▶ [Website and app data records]
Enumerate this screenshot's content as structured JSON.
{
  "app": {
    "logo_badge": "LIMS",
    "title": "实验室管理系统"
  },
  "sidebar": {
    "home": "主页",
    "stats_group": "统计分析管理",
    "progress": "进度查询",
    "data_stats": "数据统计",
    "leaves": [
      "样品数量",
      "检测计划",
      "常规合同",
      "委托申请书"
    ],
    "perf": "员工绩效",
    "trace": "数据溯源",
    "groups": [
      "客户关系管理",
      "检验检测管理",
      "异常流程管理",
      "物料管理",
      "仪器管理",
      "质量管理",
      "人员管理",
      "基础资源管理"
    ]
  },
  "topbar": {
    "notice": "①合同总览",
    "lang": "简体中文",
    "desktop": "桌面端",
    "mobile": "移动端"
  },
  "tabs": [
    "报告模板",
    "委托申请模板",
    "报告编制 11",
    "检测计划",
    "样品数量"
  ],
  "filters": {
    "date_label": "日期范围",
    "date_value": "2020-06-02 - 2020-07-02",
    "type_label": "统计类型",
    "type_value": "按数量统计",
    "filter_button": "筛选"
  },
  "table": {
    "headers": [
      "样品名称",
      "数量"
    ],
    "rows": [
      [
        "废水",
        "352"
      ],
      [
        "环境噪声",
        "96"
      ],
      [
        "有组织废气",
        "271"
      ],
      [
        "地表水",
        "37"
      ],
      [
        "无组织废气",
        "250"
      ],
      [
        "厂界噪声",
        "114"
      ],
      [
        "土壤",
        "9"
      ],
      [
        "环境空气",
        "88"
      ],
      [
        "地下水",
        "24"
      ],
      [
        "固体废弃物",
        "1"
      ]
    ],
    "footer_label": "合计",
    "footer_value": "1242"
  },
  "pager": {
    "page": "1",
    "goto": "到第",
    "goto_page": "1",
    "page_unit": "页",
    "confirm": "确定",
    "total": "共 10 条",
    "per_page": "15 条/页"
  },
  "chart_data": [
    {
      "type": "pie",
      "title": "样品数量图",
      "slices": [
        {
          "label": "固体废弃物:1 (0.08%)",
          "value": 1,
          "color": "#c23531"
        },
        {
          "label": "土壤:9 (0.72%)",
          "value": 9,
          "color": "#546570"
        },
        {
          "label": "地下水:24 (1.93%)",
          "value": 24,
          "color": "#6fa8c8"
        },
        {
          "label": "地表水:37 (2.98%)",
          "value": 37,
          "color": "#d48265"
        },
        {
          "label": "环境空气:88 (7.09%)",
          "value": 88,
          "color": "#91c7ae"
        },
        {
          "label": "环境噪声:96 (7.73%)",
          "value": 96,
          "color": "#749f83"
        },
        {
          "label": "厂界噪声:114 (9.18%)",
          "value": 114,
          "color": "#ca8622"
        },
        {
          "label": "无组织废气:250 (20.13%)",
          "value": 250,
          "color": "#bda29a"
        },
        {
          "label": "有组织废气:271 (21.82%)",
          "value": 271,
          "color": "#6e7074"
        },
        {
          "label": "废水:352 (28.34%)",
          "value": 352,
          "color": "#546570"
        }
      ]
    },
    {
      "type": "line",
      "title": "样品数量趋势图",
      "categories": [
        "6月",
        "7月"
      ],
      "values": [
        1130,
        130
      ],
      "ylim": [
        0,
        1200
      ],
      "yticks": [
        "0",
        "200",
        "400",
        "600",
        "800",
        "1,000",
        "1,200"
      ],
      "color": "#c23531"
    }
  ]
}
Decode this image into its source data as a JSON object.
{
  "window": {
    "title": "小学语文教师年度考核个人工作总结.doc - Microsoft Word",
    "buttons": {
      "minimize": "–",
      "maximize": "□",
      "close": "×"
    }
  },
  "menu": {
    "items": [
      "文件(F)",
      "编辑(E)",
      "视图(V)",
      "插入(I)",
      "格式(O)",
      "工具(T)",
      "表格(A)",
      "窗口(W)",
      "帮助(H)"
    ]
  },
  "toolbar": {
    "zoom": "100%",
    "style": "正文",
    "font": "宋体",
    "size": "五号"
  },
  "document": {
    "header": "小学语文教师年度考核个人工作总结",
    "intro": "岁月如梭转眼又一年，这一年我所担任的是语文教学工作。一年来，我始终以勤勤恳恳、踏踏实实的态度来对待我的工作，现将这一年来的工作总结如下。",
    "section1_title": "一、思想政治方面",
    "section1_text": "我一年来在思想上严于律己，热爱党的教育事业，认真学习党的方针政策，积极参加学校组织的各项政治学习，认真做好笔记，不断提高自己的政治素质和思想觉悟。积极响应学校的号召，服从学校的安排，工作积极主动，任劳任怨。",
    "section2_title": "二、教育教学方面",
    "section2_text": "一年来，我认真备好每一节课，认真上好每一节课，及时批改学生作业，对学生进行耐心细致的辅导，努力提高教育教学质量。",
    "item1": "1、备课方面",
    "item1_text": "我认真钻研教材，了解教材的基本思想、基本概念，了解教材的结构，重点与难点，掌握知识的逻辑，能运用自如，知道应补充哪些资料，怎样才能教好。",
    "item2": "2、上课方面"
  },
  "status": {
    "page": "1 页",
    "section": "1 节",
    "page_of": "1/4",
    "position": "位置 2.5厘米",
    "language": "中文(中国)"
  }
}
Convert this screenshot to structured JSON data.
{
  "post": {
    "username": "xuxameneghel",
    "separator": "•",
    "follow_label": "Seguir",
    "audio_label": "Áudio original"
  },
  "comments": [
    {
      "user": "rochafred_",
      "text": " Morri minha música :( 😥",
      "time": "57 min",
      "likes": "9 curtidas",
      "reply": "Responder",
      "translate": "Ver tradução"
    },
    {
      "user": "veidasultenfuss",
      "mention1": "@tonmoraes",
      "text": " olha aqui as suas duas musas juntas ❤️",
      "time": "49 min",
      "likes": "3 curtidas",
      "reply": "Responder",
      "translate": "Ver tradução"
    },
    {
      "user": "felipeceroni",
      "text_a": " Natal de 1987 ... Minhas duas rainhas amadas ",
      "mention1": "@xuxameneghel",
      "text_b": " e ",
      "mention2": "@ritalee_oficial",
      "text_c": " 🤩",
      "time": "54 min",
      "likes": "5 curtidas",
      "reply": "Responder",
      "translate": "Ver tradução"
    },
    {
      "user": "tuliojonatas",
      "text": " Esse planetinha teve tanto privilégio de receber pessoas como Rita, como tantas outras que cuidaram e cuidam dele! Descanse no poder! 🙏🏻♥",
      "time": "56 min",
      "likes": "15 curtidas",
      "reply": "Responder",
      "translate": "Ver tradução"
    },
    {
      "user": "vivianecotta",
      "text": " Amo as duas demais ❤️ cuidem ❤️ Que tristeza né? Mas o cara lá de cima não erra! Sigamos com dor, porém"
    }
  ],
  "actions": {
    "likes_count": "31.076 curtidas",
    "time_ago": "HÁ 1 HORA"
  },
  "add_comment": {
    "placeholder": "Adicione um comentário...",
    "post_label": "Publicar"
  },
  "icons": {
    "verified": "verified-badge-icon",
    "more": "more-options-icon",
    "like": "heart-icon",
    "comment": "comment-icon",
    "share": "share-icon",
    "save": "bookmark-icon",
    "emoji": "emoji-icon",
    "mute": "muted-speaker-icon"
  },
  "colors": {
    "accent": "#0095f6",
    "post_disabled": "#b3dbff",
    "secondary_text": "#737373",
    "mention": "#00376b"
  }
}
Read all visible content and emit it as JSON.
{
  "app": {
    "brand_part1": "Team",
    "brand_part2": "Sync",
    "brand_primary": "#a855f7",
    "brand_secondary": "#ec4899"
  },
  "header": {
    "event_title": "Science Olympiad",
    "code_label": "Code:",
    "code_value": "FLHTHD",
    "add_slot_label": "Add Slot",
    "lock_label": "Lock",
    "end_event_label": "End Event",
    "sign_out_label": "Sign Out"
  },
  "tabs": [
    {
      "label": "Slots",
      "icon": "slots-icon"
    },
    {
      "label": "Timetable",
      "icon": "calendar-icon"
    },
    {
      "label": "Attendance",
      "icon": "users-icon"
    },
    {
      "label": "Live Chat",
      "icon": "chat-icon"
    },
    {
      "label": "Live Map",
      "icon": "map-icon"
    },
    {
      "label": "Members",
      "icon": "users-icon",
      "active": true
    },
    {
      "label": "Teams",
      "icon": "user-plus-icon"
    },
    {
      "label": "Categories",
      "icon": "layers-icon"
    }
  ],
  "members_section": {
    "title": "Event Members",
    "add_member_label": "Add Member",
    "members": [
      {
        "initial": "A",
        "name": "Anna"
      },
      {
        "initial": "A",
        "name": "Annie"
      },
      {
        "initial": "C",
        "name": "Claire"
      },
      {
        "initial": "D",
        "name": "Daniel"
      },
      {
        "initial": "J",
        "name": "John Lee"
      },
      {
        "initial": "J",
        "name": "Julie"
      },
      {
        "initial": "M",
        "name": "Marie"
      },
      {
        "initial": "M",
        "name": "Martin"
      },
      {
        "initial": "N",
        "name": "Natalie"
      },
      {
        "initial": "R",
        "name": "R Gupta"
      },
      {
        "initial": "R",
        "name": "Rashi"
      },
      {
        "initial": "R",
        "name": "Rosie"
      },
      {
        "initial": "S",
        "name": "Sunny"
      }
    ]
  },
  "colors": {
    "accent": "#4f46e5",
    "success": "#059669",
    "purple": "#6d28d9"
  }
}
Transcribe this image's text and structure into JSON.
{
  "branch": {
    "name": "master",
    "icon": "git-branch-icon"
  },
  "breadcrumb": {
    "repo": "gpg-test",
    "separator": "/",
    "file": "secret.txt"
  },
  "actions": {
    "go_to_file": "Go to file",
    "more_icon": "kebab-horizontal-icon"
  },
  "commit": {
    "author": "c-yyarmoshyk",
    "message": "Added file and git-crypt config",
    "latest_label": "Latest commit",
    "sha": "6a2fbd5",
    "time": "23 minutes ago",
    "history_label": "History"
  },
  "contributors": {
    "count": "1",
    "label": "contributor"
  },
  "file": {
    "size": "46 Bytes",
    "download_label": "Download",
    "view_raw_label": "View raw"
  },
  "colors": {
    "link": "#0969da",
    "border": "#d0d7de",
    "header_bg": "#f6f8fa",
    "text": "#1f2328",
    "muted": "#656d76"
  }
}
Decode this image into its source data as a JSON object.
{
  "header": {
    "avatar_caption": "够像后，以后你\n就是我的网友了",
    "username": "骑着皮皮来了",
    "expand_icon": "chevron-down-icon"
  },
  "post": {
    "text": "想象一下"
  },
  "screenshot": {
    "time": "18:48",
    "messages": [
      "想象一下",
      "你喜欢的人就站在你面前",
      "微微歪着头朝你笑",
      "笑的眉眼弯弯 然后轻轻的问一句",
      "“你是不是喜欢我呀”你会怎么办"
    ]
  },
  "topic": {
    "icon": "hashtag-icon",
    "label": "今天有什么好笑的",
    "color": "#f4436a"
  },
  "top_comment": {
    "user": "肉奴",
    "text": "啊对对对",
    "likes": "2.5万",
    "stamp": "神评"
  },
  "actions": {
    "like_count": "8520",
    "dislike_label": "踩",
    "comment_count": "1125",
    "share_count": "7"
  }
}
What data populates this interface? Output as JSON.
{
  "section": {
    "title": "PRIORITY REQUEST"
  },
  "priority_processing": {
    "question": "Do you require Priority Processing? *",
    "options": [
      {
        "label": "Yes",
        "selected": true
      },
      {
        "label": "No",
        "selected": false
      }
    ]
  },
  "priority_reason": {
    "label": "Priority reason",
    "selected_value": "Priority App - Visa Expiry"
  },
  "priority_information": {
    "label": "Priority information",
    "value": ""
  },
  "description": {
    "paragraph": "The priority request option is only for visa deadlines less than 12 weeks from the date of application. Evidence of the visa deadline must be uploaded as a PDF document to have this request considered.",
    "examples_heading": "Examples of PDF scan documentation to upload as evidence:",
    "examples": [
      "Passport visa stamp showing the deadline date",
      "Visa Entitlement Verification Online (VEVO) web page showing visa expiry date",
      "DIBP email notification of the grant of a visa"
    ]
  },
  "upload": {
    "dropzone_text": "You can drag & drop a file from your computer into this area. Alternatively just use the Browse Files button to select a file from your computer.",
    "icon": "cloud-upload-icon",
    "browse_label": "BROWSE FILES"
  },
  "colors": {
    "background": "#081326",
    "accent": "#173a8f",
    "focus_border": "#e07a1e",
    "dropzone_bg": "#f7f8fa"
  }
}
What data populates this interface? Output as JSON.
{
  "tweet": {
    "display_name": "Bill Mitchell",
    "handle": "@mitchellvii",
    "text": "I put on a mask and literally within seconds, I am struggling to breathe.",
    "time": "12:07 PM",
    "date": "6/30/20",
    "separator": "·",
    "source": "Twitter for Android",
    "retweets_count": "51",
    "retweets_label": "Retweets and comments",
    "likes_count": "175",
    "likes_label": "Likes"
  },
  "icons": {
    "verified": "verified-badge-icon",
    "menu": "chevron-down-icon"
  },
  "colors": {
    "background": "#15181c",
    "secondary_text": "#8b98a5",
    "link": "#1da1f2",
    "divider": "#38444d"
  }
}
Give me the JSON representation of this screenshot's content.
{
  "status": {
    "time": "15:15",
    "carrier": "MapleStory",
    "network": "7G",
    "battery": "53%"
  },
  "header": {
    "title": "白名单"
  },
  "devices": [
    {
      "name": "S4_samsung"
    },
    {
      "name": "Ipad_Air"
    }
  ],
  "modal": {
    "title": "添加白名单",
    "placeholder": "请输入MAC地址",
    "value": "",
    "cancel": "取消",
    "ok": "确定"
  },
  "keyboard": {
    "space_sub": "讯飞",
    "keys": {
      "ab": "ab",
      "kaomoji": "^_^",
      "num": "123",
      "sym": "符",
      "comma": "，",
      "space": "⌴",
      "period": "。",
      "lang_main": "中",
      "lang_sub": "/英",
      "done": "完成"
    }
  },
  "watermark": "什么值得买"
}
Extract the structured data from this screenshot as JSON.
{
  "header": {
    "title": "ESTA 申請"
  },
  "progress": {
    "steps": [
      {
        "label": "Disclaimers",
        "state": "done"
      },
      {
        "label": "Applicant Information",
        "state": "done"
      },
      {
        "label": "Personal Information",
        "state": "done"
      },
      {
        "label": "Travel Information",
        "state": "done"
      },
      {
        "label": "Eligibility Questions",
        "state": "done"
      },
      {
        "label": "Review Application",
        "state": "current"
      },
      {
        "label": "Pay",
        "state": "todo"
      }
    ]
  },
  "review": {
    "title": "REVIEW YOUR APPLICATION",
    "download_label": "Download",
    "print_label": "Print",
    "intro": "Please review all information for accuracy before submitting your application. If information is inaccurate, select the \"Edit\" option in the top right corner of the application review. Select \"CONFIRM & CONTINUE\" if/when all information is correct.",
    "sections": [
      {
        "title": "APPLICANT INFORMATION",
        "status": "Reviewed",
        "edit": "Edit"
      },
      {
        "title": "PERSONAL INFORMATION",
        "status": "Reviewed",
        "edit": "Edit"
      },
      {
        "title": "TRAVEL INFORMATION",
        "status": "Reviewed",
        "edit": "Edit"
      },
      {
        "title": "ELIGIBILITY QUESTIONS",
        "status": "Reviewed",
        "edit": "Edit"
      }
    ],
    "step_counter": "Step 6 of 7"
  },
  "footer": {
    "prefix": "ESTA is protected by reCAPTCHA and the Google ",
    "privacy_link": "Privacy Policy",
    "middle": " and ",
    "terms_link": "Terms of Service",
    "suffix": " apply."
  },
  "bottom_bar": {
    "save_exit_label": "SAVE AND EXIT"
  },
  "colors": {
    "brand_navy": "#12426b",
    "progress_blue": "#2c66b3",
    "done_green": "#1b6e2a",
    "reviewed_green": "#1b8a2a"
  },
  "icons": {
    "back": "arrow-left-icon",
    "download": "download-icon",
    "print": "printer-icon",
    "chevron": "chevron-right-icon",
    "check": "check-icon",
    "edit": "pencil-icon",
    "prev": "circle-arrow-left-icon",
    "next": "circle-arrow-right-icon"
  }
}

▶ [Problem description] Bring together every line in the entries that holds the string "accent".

▶ [Response]
    "accent": "#0095f6",
    "accent": "#4f46e5",
    "accent": "#173a8f",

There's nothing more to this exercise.